“It’s just a comic book movie!  It’s just entertainment!”

You find jokes like this entertaining?  Comic book movies should be immune to social criticism?  Really?

“I’m adopted, and I’m not offended!”

Good for you.  Not every member of every group is offended by every joke.  Does that make the jokes not offensive?

“People are taking this way too seriously!  Grow up/Get thicker skin/Deal with it!”

I do have to wonder what would offend those who use this defense of the line.  SOMETHING would, I’ll bet.  I’ve met a lot of people who say, “It’s impossible to offend me” only to find out later that what they really meant was, “I only get offended when it’s IMPORTANT.  If I’m not offended, then it’s not important.”

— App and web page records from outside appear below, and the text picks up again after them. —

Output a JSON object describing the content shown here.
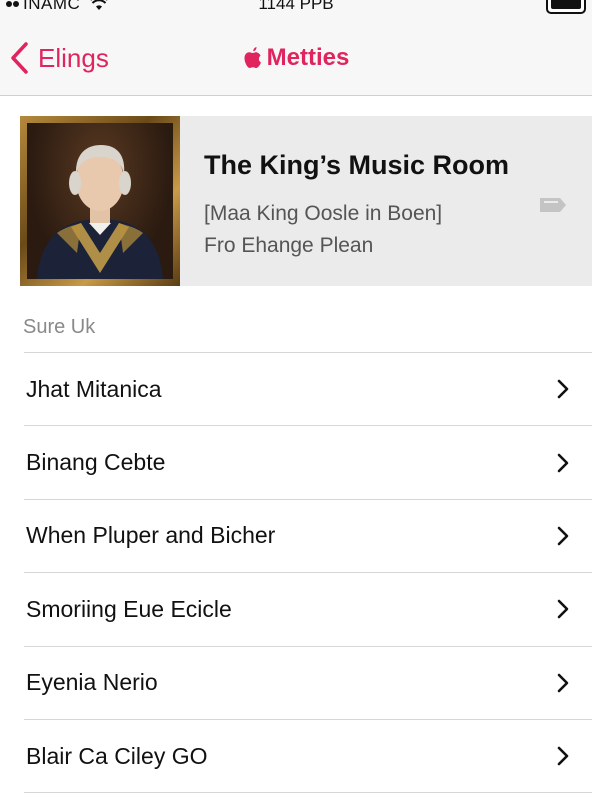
{
  "status_bar": {
    "carrier": "INAMC",
    "time": "1144 PPB"
  },
  "nav": {
    "back_label": "Elings",
    "title": "Metties"
  },
  "hero": {
    "title": "The King’s Music Room",
    "subtitle_1": "[Maa King Oosle in Boen]",
    "subtitle_2": "Fro Ehange Plean"
  },
  "section": {
    "header": "Sure Uk",
    "items": [
      {
        "label": "Jhat Mitanica"
      },
      {
        "label": "Binang Cebte"
      },
      {
        "label": "When Pluper and Bicher"
      },
      {
        "label": "Smoriing Eue Ecicle"
      },
      {
        "label": "Eyenia Nerio"
      },
      {
        "label": "Blair Ca Ciley GO"
      }
    ]
  },
  "colors": {
    "accent": "#e0245e",
    "nav_background": "#f7f7f7",
    "hero_background": "#ebebeb"
  },
  "icons": {
    "back": "chevron-left-icon",
    "brand": "apple-logo-icon",
    "row": "chevron-right-icon",
    "hero_action": "tag-icon"
  }
}
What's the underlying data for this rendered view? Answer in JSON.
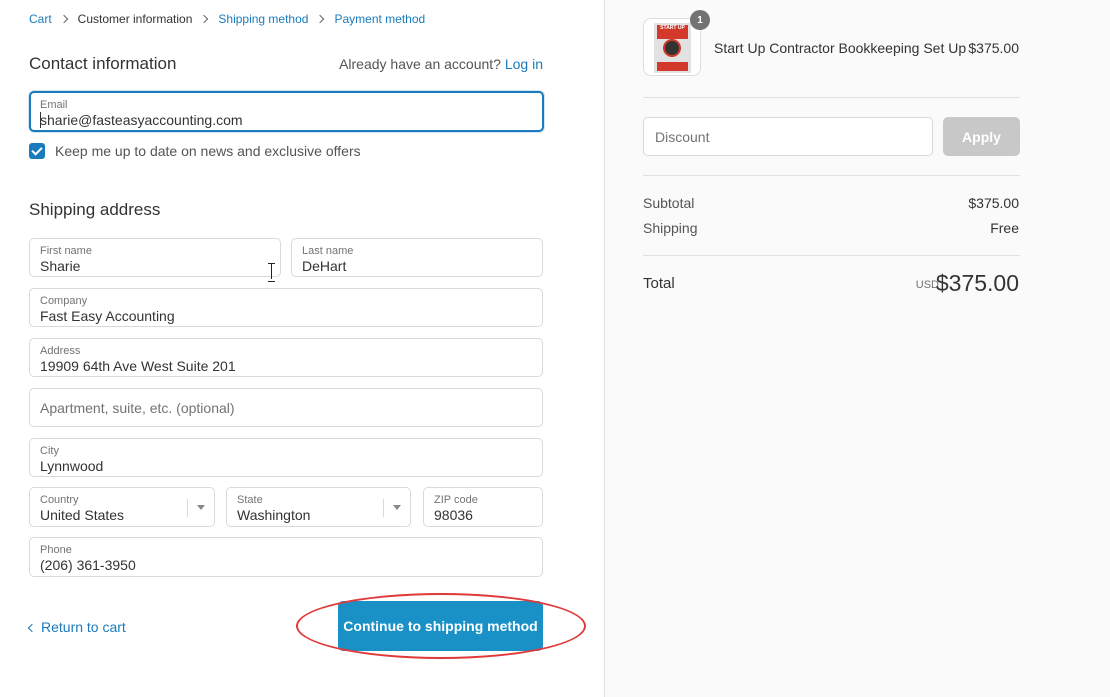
{
  "breadcrumb": {
    "items": [
      "Cart",
      "Customer information",
      "Shipping method",
      "Payment method"
    ]
  },
  "contact": {
    "title": "Contact information",
    "account_prompt": "Already have an account?",
    "login_link": "Log in",
    "email_label": "Email",
    "email_value": "sharie@fasteasyaccounting.com",
    "newsletter_label": "Keep me up to date on news and exclusive offers",
    "newsletter_checked": true
  },
  "shipping": {
    "title": "Shipping address",
    "first_name_label": "First name",
    "first_name_value": "Sharie",
    "last_name_label": "Last name",
    "last_name_value": "DeHart",
    "company_label": "Company",
    "company_value": "Fast Easy Accounting",
    "address_label": "Address",
    "address_value": "19909 64th Ave West Suite 201",
    "apartment_placeholder": "Apartment, suite, etc. (optional)",
    "city_label": "City",
    "city_value": "Lynnwood",
    "country_label": "Country",
    "country_value": "United States",
    "state_label": "State",
    "state_value": "Washington",
    "zip_label": "ZIP code",
    "zip_value": "98036",
    "phone_label": "Phone",
    "phone_value": "(206) 361-3950"
  },
  "actions": {
    "return_label": "Return to cart",
    "continue_label": "Continue to shipping method"
  },
  "summary": {
    "product_name": "Start Up Contractor Bookkeeping Set Up",
    "product_price": "$375.00",
    "quantity_badge": "1",
    "thumb_text": "START UP",
    "discount_placeholder": "Discount",
    "apply_label": "Apply",
    "subtotal_label": "Subtotal",
    "subtotal_value": "$375.00",
    "shipping_label": "Shipping",
    "shipping_value": "Free",
    "total_label": "Total",
    "currency": "USD",
    "total_value": "$375.00"
  },
  "colors": {
    "accent": "#197bbd",
    "button": "#1990c6",
    "annotation": "#e03a3a"
  }
}
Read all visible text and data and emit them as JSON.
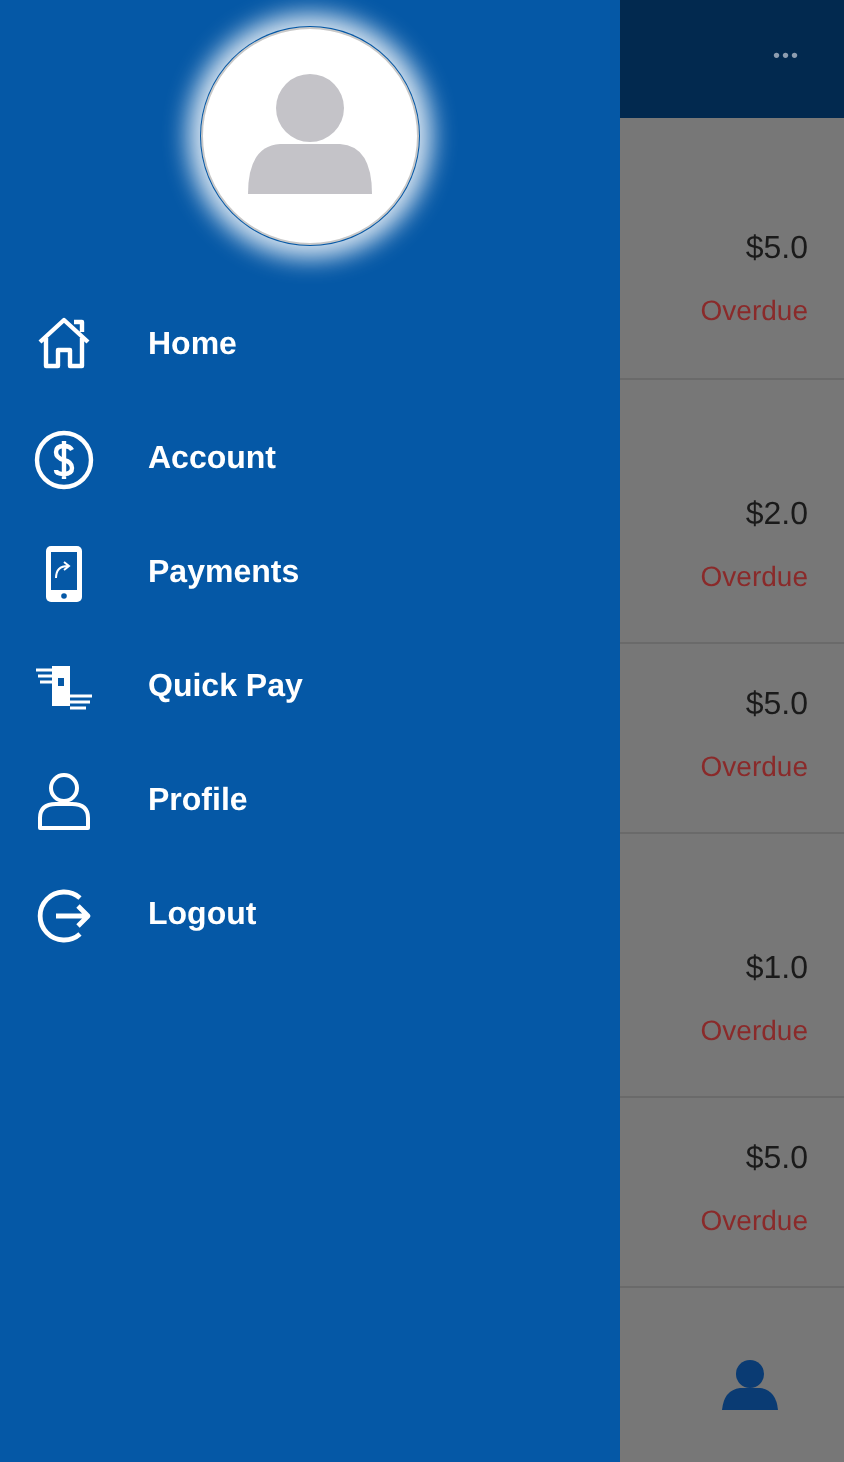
{
  "header": {
    "more_icon": "•••"
  },
  "drawer": {
    "menu": [
      {
        "kind": "home",
        "label": "Home"
      },
      {
        "kind": "account",
        "label": "Account"
      },
      {
        "kind": "payments",
        "label": "Payments"
      },
      {
        "kind": "quickpay",
        "label": "Quick Pay"
      },
      {
        "kind": "profile",
        "label": "Profile"
      },
      {
        "kind": "logout",
        "label": "Logout"
      }
    ]
  },
  "bills": [
    {
      "amount": "$5.0",
      "status": "Overdue"
    },
    {
      "amount": "$2.0",
      "status": "Overdue"
    },
    {
      "amount": "$5.0",
      "status": "Overdue"
    },
    {
      "amount": "$1.0",
      "status": "Overdue"
    },
    {
      "amount": "$5.0",
      "status": "Overdue"
    }
  ]
}
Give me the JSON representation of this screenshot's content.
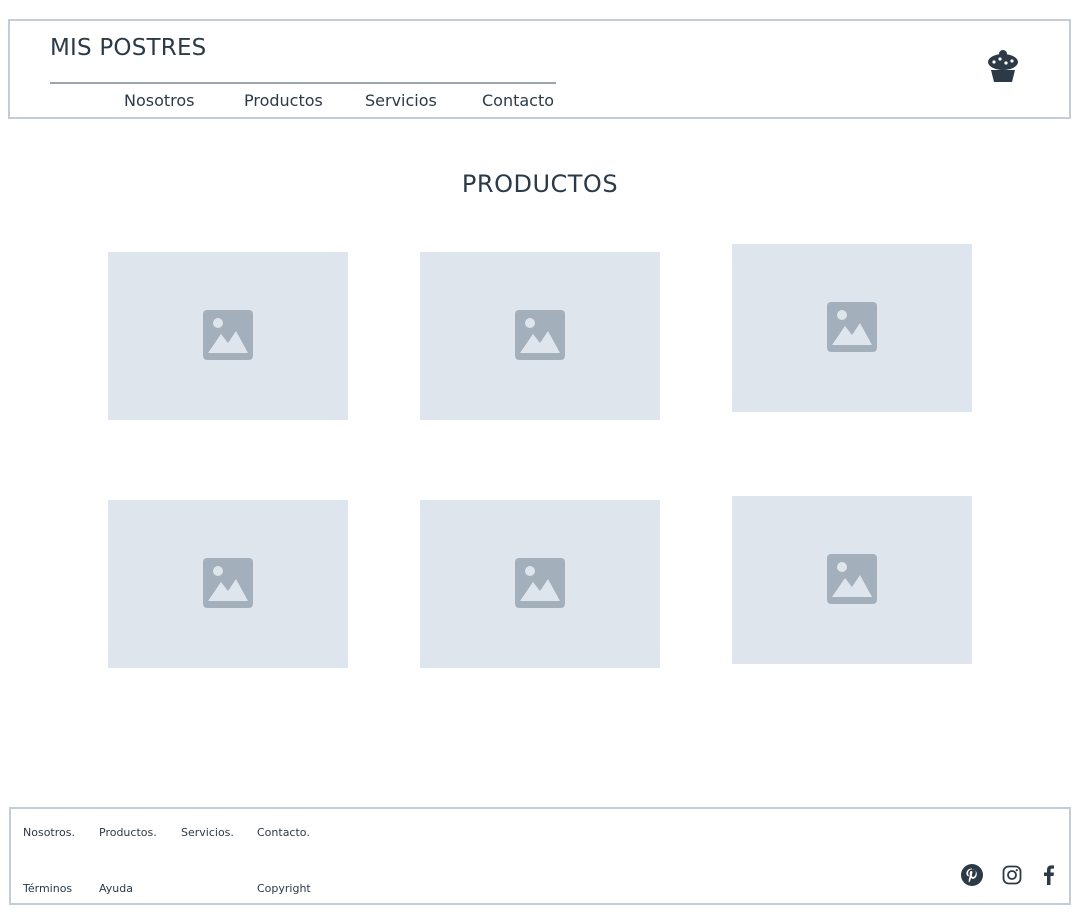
{
  "header": {
    "brand": "MIS POSTRES",
    "nav": [
      "Nosotros",
      "Productos",
      "Servicios",
      "Contacto"
    ],
    "logo_icon": "cupcake-icon"
  },
  "main": {
    "title": "PRODUCTOS",
    "product_icon": "image-placeholder-icon"
  },
  "footer": {
    "links_row1": [
      "Nosotros.",
      "Productos.",
      "Servicios.",
      "Contacto."
    ],
    "links_row2": [
      "Términos",
      "Ayuda",
      "Copyright"
    ],
    "social": [
      "pinterest-icon",
      "instagram-icon",
      "facebook-icon"
    ]
  },
  "colors": {
    "text": "#2c3a47",
    "border": "#c4ccd5",
    "placeholder_bg": "#dfe5ec",
    "placeholder_icon": "#a3b0bb"
  }
}
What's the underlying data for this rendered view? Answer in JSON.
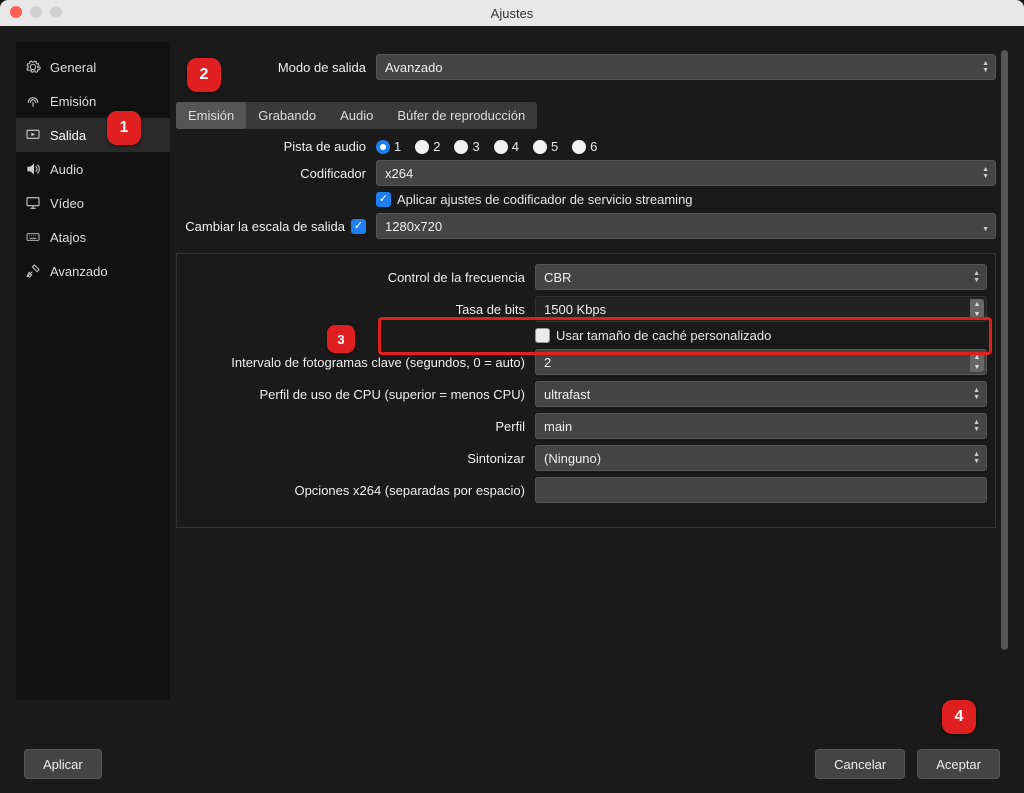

It’s also necessary, I think, to recognize that few people are saying, “Joss has single-handedly ruined my life!  It’s all his fault!”  Instead, a lot of people are calling the line what it is:  a needless, throwaway, out-of-character joke at adoptive families’ expense.  They’re bothered by it, and they’d prefer the line not be in the movie.  They’re also surprised that a writer with an ear like Joss’ didn’t catch the negatives of this line, and they’re criticizing him for that, as well.

I hope that clarifies a few things.  As for me, I’m a little tired of talking about the whole issue, but people keep trotting out the same old excuses for this kind of junk that they have since… ever, and I’m tired of those excuses.

Sunday, May 6, 2012

Joss Whedon's Avengers: Thor, Loki, and Adoption

I'd really like to thank Joss and company for including the "[Loki's] adopted" joke in the Avengers movie. It was really fun having my daughter in tears in the theater while the audience laughed at the fact that one of the big heroes basically said that Loki wasn't really part of his family because he's adopted. I really enjoyed having my family structure laughed at by a room full of people.

It was also extremely fun explaining to her afterwards that:
  1. some people are just ignorant and make jokes without thinking about how they hurt people;
  2. it wasn't really Thor saying it; it was the actor who went along with the line and and the writer/director who put it in there;
  3. the same guy who makes a tough, pro-female character like Buffy thinks it's okay to make fun of adoptees;
  4. Thor the character would have meant it when he called Loki "brother," but being "worthy" as Thor is, he wouldn't have meant the "he's adopted" joke;
  5. many people are ignorant and say mean things about stuff they don't understand, and many other people are ignorant and will laugh at mean things about stuff they don't understand.

I guess the next movie will make fun of Nick Fury for being black, the Black Widow for being a girl, and the Hulk for being the r-word, and Captain America will be the one making fun of people for things that they can't control and that don't determine their worth as human beings.